Let's rebuild Gulf Coast with speed and integrity
The government ineptness, the corruption, the lack of follow through after Hurricane Katrina will go down as one of the low moments in American history.
Taxpayers should not only be irate about the squandering of millions of dollars on belated hurricane relief, they need to be angry at those who allowed the growing scandal, and they should be determined to make changes.
Congressional hearings haven't yet gotten to the bottom of this unfolding story but some things are evident. The Bush administration, for whatever reasons, failed to act as quickly and decisively as needed and left New Orleans and much of the Gulf Coast helpless.
The catch-up solution was to flood the problem with millions of misdirected dollars as a way of demonstrating concern for the homeless, the hurting and the hungry.
What a mess.
The parade of shoddy box-type mobile homes headed south on the interstates finally slowed. Now, government auditors say, 10,777 of them are stuck in the mud in Arkansas, never used, but still a windfall for the manufacturers and, perhaps, politically connected wholesalers and retailers.
The government isn't responsible for the sorry episodes of individuals squandering government $2,000 handout-debit cards on things like massages, tattoos and at condom stores. During the chaos, getting all proper identification would have been impossible, but auditors said relief workers made little effort to ensure money went to legitimate victims.

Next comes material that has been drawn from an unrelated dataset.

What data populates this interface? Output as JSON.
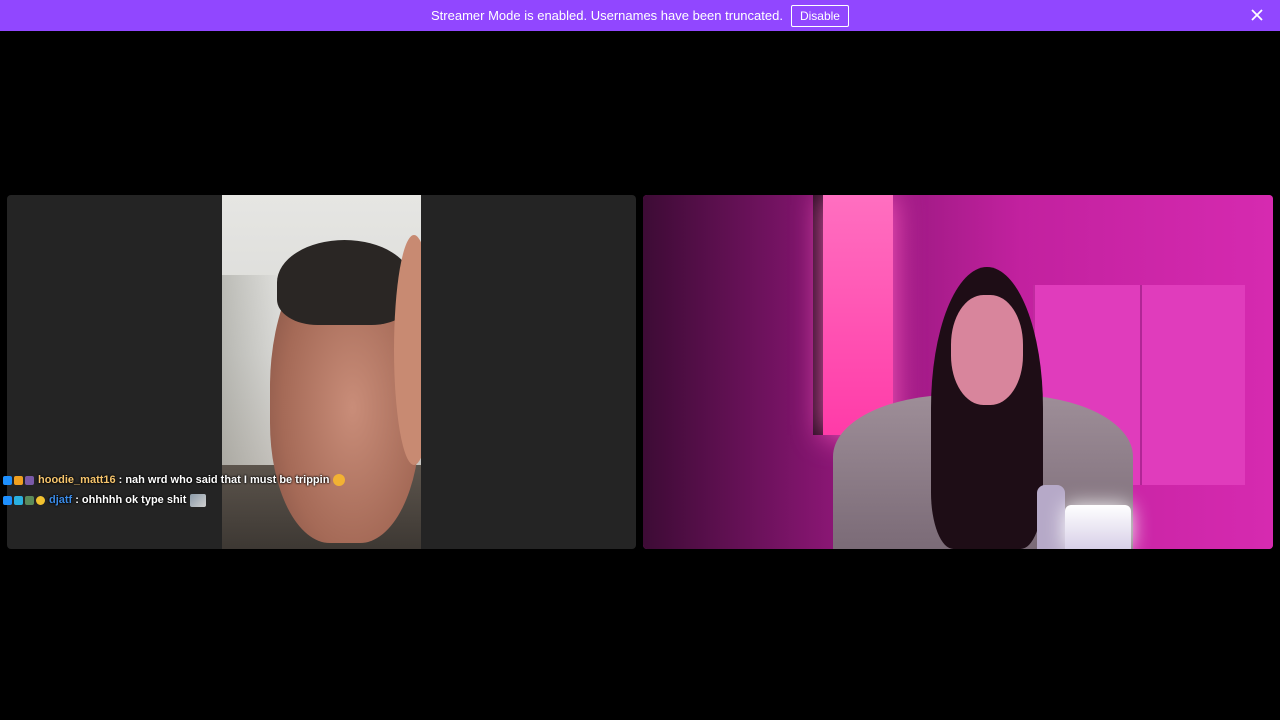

Government funds also went for $350-a-night beachfront condos and ship berths that no victims used.
Not only was the Federal Emergency Management Agency woefully slow to act following the hurricane, the way it administered aid was shameful.

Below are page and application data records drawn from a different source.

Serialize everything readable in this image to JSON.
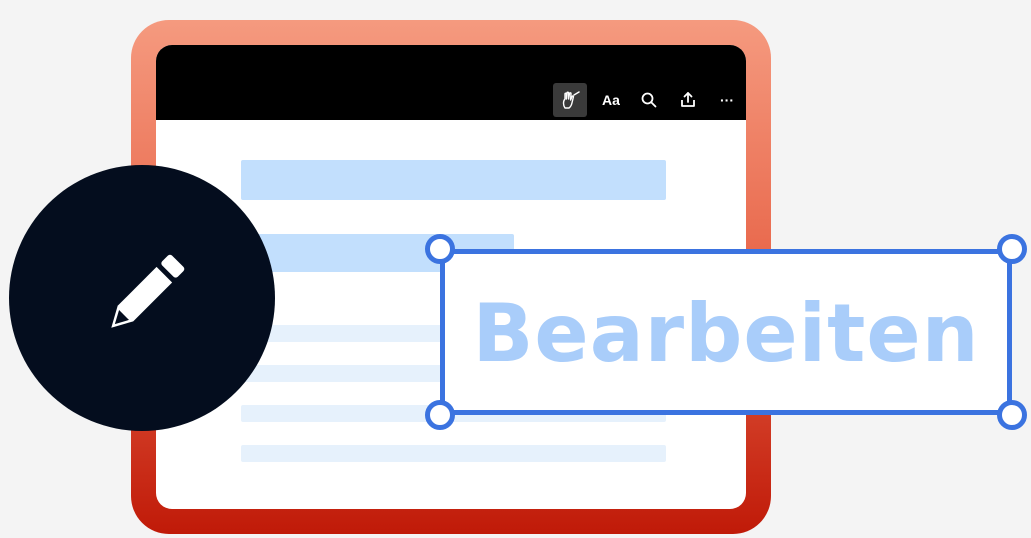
{
  "toolbar": {
    "items": [
      {
        "name": "draw-hand-icon",
        "active": true
      },
      {
        "name": "text-format",
        "label": "Aa"
      },
      {
        "name": "search-icon"
      },
      {
        "name": "share-icon"
      },
      {
        "name": "more-icon",
        "label": "···"
      }
    ]
  },
  "edit_box": {
    "text": "Bearbeiten"
  },
  "colors": {
    "frame_top": "#f59a7f",
    "frame_bottom": "#c01a08",
    "toolbar": "#000000",
    "highlight_line": "#c2dffd",
    "faint_line": "#e6f1fc",
    "selection": "#3b73e0",
    "edit_text": "#a9cdfa",
    "pen_circle": "#040d1e"
  }
}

The politics of relief is as rancid. Of the $9.2 billion FEMA contracts awarded so far, the agency negotiated more than 700 valued at $500,000 or more. Big corporations friendly to the administration gobbled up millions. Some went to names as familiar in politics as Bechtel and Halliburton.
One close kin of Mississippi Gov. Haley Barbour landed a multimillion-dollar contract.

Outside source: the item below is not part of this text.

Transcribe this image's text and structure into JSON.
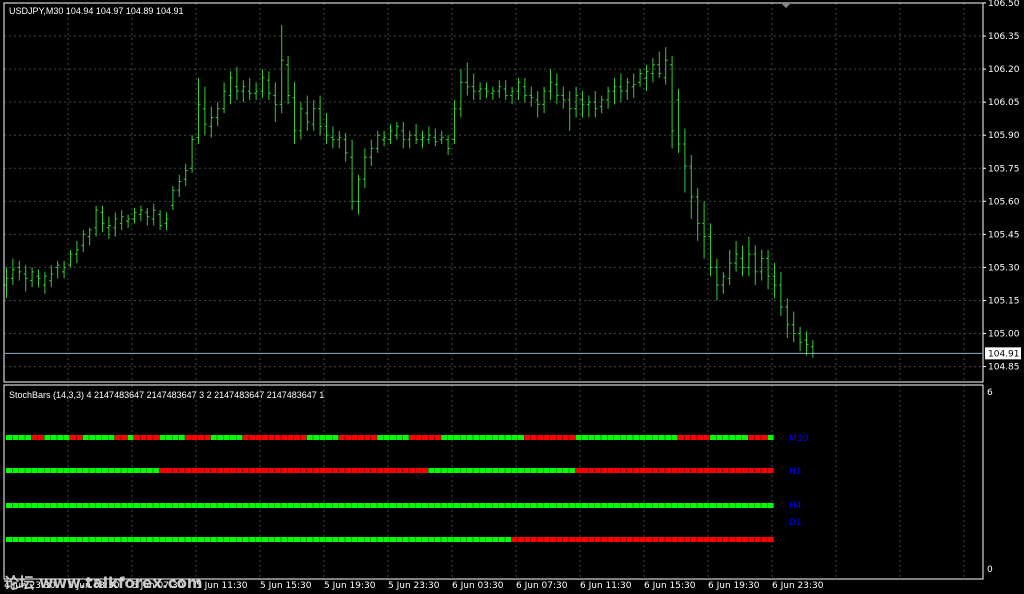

Making the squandering a double tragedy is that thousands of displaced New Orleans residents still have no immediate hope for getting their lives back together.
One of the few things that makes sense in the hurricane aftermath came this week from U.S. Sen. Richard Shelby,R-Tuscaloosa, who is chairman of the Banking, Housing and Urban Affairs Committee.
He plans hearings on a plan for a semi-private corporation proposal that would be the vehicle for restoring properties and then reselling them.
The senator, like so many other Americans, sees little good in restoring neighborhoods in areas that are prone to flooding. He said he doesn't want to waste money.
But unless some policies change, much of the $150 billion projected for recovery spending over the next five years will also disappear.
Let us hope the senator has his finger on the nation's pulse when it comes to reckless spending and realizes a voter backlash is a distinct possibility unless the government establishes tight controls on who spends the money and how they spend it.